Since Sunday, Cuba has witnessed its largest protests since 1994, fueled by anger over shortages of basic goods. Thousands of people demanded free elections and the resolution of social issues. According to media, protests and gatherings took place in eight Cuban cities, including Havana. In response, government and Communist Party supporters held their own marches.
"Both Russia and America should take the opportunity to urge the Cuban government to be more transparent with its citizens and not hold back the economy by favoring military run and state-owned entities.
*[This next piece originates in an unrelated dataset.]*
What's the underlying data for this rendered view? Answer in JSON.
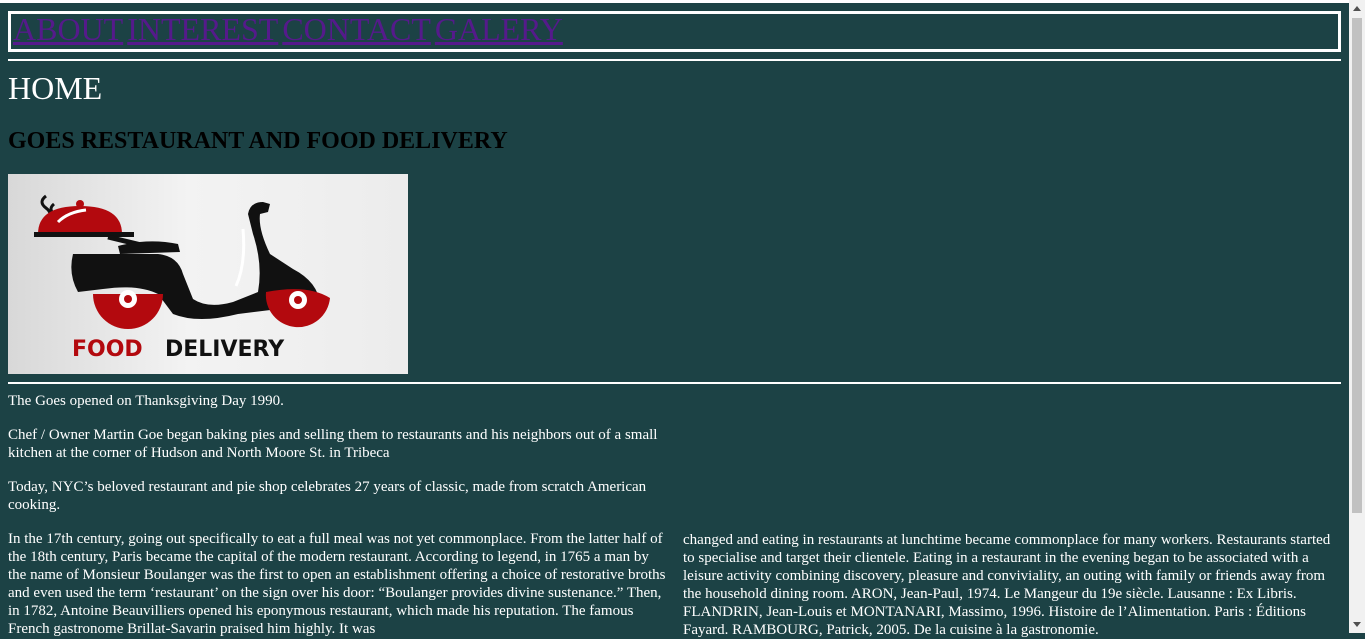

That is the likely road to improving food supplies and improvements in a struggling economy," Hare, who is currently a Senior Lecturer in international relations at the Frederick S. Pardee school of Global Studies at Boston University, said.
The consequences of the protests should be a warning to the Havana administration that in an era of social media it needs to explain its policies better and accept that there should be a popular debate on how to deal with food shortages, high prices and poor vaccination rates, according to Hare.
"The main issue here is that Cuba should recognize they need new ideas and a loosening of many controls on private sector activities that are holding a country back," he said.
Meanwhile, Cuban President Miguel Diaz-Canel has recently said that those who participate in massive protests that have engulfed Cuba are paid by the US to provoke unrest. The US has stressed that it would be a "grievous mistake" on the part of Havana to say that Washington was involved in the protests, adding that there was every indication that the protests in Cuba over the weekend were spontaneous and not induced by other countries.
Russia, in its turn, expressed confidence in prompt normalization of the situation in the Caribbean country and warned against interference in Cuba's domestic affairs.
This year, Cuba marked the 62nd anniversary of the triumph of the Cuban Revolution over the regime of Fulgencio Batista, the notorious US-backed military dictator who served until 1959. After the revolution, Washington, which did not welcome the new government led by communist revolutionary Fidel Castro, has since hit the small island nation with numerous sanctions. The restrictions severely crippled the country's tourism, energy, transportation, telecommunications, healthcare, education and food security systems.
Things began looking up once Barack Obama came to the White House. His administration oversaw a period the media called the "Cuban thaw" during which sanctions started being lifted and bilateral relations began normalizing. However, the Trump administration reversed the policy.